Citation: McIntosh EA, Thomas L, Troxel WG, van den Wijngaard O and Grey D (2021) Editorial: Academic Advising and Tutoring for Student Success in Higher Education: International Approaches. Front. Educ. 6:631265. doi: 10.3389/feduc.2021.631265

Received: 19 November 2020; Accepted: 11 January 2021;
Published: 29 January 2021.

Edited and reviewed by:

Margaret Grogan, Chapman University, United States

Copyright © 2021 McIntosh, Thomas, Troxel, van den Wijngaard and Grey. This is an open-access article distributed under the terms of the Creative Commons Attribution License (CC BY). The use, distribution or reproduction in other forums is permitted, provided the original author(s) and the copyright owner(s) are credited and that the original publication in this journal is cited, in accordance with accepted academic practice.

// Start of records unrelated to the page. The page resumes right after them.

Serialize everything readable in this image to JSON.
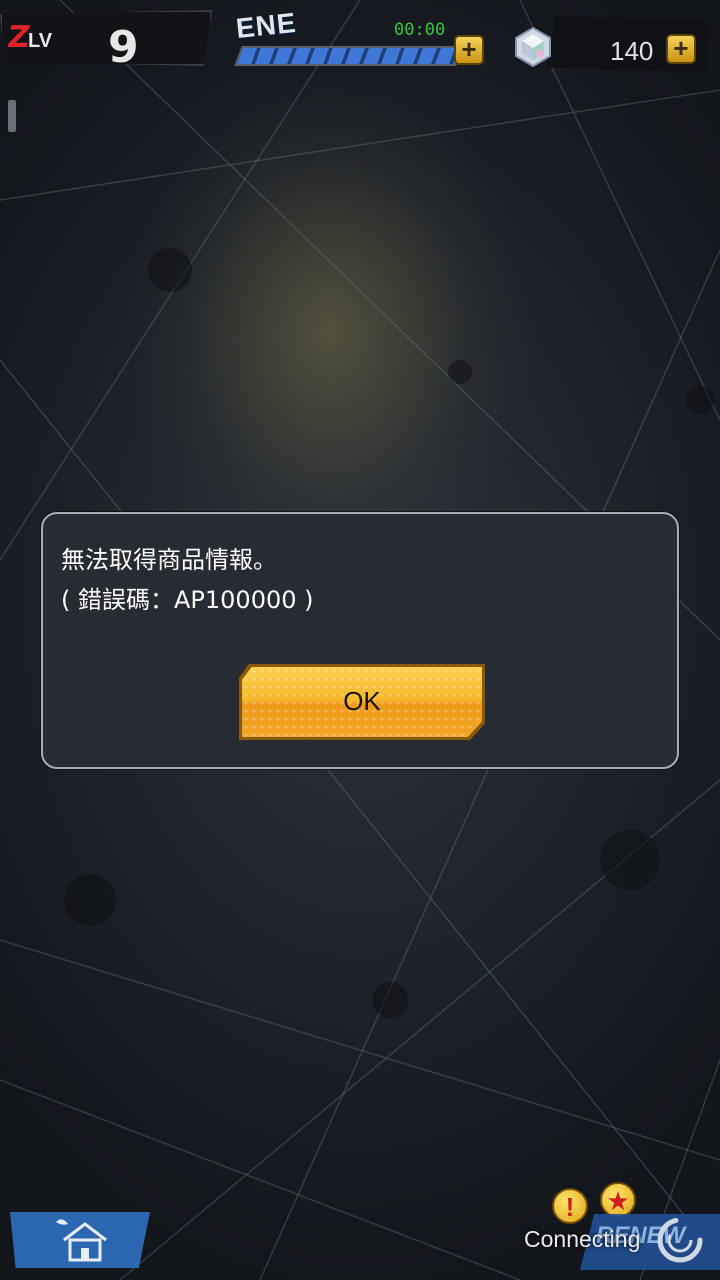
{
  "hud": {
    "lv_label": "LV",
    "level": "9",
    "ene_label": "ENE",
    "ene_timer": "00:00",
    "ene_fill": 1.0,
    "gem_count": "140",
    "plus_label": "+"
  },
  "dialog": {
    "line1": "無法取得商品情報。",
    "line2": "( 錯誤碼：AP100000 )",
    "ok_label": "OK"
  },
  "footer": {
    "connecting": "Connecting",
    "renew_label": "RENEW"
  },
  "colors": {
    "accent_gold": "#f6b72b",
    "ene_bar": "#3f78d6",
    "timer_green": "#34c838",
    "lv_red": "#e0232a"
  },
  "icons": {
    "home": "home-icon",
    "gem": "gem-icon",
    "spinner": "loading-spinner-icon",
    "alert": "alert-badge-icon"
  }
}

No use, distribution or reproduction is permitted which does not comply with these terms.

*Correspondence: Emily A. McIntosh,